* [Your task] Your task is to print every entry below exactly as given.

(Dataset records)
=== Begin Enclosure ===

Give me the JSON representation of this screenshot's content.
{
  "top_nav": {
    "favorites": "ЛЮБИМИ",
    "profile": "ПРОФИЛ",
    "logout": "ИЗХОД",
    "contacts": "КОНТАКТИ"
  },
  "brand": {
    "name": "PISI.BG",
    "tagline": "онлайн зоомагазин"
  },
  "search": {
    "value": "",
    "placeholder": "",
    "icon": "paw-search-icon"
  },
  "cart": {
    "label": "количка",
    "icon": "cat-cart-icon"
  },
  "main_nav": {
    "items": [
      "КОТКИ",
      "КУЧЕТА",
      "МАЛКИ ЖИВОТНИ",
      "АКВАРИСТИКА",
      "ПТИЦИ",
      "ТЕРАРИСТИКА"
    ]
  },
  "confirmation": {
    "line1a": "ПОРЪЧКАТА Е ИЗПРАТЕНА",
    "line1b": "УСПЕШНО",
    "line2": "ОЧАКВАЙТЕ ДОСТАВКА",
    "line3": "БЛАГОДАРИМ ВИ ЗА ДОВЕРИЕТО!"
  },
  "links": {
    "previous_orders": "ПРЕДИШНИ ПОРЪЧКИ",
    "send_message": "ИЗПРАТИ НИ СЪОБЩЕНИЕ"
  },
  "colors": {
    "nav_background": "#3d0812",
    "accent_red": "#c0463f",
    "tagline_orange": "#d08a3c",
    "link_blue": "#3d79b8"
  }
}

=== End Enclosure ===

* [Output]
Give me the JSON representation of this screenshot's content.
{
  "top_nav": {
    "favorites": "ЛЮБИМИ",
    "profile": "ПРОФИЛ",
    "logout": "ИЗХОД",
    "contacts": "КОНТАКТИ"
  },
  "brand": {
    "name": "PISI.BG",
    "tagline": "онлайн зоомагазин"
  },
  "search": {
    "value": "",
    "placeholder": "",
    "icon": "paw-search-icon"
  },
  "cart": {
    "label": "количка",
    "icon": "cat-cart-icon"
  },
  "main_nav": {
    "items": [
      "КОТКИ",
      "КУЧЕТА",
      "МАЛКИ ЖИВОТНИ",
      "АКВАРИСТИКА",
      "ПТИЦИ",
      "ТЕРАРИСТИКА"
    ]
  },
  "confirmation": {
    "line1a": "ПОРЪЧКАТА Е ИЗПРАТЕНА",
    "line1b": "УСПЕШНО",
    "line2": "ОЧАКВАЙТЕ ДОСТАВКА",
    "line3": "БЛАГОДАРИМ ВИ ЗА ДОВЕРИЕТО!"
  },
  "links": {
    "previous_orders": "ПРЕДИШНИ ПОРЪЧКИ",
    "send_message": "ИЗПРАТИ НИ СЪОБЩЕНИЕ"
  },
  "colors": {
    "nav_background": "#3d0812",
    "accent_red": "#c0463f",
    "tagline_orange": "#d08a3c",
    "link_blue": "#3d79b8"
  }
}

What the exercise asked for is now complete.